Friday’s presidential order has been widely viewed as a tactic to delay implementation of the fiduciary rule, which the brokerage and annuities/insurance industries have largely opposed because, in part, it makes it more difficult for brokers to recommend that clients move retirement accounts from company 401(k) plans to brokerage-sponsored individual retirement accounts.
The president’s order was issued so close to the April implementation date, however, that many firm executives believe it would be destabilizing to roll back policies already promoted to brokers and their clients as being in their best interests.

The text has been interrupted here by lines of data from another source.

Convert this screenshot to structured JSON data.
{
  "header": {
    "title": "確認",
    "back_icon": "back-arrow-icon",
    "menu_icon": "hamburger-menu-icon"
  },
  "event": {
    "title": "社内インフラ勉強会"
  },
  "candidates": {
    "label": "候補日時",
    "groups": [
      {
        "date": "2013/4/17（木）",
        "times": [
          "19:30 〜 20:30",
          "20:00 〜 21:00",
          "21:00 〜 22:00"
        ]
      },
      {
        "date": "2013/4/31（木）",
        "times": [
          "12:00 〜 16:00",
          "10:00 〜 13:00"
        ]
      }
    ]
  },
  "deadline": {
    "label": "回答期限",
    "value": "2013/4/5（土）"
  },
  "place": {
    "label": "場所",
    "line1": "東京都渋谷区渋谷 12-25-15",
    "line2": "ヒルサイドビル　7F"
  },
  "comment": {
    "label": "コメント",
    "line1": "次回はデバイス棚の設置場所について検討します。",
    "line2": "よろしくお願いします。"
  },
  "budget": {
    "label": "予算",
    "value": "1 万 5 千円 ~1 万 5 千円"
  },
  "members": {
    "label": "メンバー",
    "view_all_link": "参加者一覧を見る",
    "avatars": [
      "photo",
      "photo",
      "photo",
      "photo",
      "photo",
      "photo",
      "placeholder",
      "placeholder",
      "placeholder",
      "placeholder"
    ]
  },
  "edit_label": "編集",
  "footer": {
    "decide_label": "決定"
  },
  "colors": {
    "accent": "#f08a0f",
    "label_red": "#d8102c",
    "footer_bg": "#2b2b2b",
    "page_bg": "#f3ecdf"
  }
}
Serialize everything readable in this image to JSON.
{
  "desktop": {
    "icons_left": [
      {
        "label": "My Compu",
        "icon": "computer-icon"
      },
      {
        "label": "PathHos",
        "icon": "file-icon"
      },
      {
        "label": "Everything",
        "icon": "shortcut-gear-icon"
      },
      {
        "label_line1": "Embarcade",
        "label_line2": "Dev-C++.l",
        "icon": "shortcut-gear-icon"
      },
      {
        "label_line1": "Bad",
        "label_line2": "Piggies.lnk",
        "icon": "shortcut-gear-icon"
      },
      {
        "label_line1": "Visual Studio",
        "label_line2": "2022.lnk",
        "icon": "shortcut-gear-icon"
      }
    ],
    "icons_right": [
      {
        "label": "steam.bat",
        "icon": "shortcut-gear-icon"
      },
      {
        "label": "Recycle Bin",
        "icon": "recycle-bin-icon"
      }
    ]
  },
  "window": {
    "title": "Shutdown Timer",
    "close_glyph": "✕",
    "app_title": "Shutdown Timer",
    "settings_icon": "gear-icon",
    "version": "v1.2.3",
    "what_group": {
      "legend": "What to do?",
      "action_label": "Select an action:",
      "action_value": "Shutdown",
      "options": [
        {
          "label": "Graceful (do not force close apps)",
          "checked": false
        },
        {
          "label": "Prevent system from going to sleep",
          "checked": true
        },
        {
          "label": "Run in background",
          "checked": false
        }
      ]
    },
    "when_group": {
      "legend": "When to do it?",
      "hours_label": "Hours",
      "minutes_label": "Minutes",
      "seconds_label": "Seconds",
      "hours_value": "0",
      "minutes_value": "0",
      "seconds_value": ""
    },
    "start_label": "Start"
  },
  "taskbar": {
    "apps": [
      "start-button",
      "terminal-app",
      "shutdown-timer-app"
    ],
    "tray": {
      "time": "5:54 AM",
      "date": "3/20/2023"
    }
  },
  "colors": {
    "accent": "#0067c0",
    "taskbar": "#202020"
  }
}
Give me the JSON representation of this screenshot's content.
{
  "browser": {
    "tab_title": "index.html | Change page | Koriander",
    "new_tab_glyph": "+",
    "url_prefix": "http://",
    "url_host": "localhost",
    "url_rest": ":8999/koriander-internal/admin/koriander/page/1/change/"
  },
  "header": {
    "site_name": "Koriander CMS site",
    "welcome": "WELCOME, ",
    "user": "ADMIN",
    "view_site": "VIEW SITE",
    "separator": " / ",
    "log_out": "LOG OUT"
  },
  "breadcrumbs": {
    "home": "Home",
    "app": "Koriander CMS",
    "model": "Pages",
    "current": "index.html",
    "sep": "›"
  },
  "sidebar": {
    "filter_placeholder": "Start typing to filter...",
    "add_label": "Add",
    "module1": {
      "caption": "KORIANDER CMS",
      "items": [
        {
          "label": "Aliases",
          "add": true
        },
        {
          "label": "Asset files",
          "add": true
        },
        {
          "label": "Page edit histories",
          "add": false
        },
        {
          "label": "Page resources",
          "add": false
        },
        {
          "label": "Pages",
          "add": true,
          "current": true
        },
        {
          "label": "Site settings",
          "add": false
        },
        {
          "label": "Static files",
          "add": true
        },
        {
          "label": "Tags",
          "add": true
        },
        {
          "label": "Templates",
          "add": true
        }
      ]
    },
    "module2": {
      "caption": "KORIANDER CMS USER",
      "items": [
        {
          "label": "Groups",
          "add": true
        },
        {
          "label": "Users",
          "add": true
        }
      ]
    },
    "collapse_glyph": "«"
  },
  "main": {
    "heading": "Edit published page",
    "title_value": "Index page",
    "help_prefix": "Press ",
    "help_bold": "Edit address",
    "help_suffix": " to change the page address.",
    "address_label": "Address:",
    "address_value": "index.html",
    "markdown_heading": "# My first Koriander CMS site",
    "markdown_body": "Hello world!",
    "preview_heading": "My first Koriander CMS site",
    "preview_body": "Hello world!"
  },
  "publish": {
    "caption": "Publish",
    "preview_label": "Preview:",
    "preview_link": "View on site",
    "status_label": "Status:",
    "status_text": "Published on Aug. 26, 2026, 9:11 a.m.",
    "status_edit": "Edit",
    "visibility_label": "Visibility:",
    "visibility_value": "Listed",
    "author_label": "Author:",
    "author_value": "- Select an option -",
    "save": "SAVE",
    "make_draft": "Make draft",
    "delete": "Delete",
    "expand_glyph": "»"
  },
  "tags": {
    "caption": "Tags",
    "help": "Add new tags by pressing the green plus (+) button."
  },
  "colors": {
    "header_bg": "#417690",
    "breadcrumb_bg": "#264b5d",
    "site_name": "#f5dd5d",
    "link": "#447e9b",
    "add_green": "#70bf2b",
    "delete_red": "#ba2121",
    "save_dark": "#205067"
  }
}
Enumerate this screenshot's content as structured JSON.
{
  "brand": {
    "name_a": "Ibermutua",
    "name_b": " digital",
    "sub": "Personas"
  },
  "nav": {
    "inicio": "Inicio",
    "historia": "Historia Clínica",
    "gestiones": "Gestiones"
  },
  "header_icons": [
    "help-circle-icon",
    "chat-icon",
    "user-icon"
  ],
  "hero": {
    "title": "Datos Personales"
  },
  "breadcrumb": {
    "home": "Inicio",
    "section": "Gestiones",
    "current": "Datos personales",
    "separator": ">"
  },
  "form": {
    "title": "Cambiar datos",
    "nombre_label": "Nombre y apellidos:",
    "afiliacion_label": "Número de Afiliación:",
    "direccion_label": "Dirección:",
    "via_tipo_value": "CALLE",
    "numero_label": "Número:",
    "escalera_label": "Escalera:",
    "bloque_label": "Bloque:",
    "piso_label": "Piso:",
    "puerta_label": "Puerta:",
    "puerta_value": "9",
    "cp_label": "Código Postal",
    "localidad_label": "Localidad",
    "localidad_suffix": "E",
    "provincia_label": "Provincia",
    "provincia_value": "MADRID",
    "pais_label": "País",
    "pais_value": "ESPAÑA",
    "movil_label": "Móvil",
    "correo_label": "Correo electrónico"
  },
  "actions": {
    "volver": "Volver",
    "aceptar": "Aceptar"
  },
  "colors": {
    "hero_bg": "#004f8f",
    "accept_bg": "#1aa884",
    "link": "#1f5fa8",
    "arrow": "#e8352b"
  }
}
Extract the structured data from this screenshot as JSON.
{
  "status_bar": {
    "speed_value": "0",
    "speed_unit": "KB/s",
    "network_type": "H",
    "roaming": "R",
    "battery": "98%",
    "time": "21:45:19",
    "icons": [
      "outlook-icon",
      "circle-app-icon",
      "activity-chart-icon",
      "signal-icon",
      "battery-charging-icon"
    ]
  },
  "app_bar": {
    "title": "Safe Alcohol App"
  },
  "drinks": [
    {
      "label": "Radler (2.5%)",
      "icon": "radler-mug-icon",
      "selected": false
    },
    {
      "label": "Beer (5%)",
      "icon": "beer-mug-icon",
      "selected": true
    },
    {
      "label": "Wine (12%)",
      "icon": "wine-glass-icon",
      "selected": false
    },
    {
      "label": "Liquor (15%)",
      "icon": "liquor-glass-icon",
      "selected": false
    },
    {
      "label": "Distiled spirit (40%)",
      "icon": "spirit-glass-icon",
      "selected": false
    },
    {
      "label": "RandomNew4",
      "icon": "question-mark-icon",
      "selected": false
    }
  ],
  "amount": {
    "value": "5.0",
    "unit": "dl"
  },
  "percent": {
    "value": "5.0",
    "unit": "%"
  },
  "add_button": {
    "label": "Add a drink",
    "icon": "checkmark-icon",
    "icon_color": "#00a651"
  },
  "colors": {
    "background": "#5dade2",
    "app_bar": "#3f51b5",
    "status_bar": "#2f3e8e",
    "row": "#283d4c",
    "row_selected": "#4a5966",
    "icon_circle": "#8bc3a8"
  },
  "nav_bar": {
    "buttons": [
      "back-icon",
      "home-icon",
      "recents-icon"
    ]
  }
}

“[I]t is unlikely that the fiduciary rule will become applicable in April 2017 as originally scheduled,” lawyers at Davis Polk & Wardwell wrote in a weekend memo to its brokerage and insurance industry clients. “Financial institutions, many of which have been undertaking massive overhauls in their business models relating to retirement investors to comply with the rule by its applicability date, will not truly have any certainty until the rule is officially delayed or rescinded.”
Kalbaugh’s memo on Friday hinted at the difficulty firms face in deciding whether to change their fiduciary rule plans.
“Moving forward, LPL will use this added time to thoughtfully evaluate which policy changes will be most appropriate, and the best timing for those changes,” he wrote.
Merrill Lynch, which boldly planted its flag last year by saying it will prohibit brokers from selling commission-based retirement accounts once the rule takes effect, is now hinting it may bend the hard line.
“We look forward to working with the White House, DOL and other agencies especially in regard to ensuring appropriate flexibility in how we serve our clients under a best interest standard,” Merrill’s new wealth chief, Andy Sieg wrote late Friday in an internal memo that a Merrill broker read to k-tcc.
Acting Secretary of Labor Ed Hugler said Friday that the Department is reviewing its legal options on delaying the applicability date. He could issue an interim final rule mandating a delay if the DOL can find that it has “good cause” under the Administrative Procedure Act to issue a rule without advanced notice and comment, the Davis Polk lawyers wrote.
“As a practical matter,” they concluded, the “Presidential memorandum confirms that the new administration views the fiduciary rule in its current form unfavorably, and signals that withdrawing or replacing the rule will be a priority of the DOL under its new leadership.”
The Senate has delayed confirmation hearings for Andrew Puzder, Trump’s choice as Secretary of Labor, four times with no new date set. The fast-food executive has not submitted any background paperwork to the panel conducting his confirmation sessions, and has a controversial record in the private sector of opposing minimum-wage price hikes and other policies that most Democrats support.
Independent of any action by the DOL, Congress could pass legislation to repeal the fiduciary rule, a time-consuming and politically volatile process. The implementation date could be quickly halted this week when a federal judge in Dallas rules on motions brought by the U.S. Chamber of Commerce and financial industry trade groups.
—Jed Horowitz contributed to this story.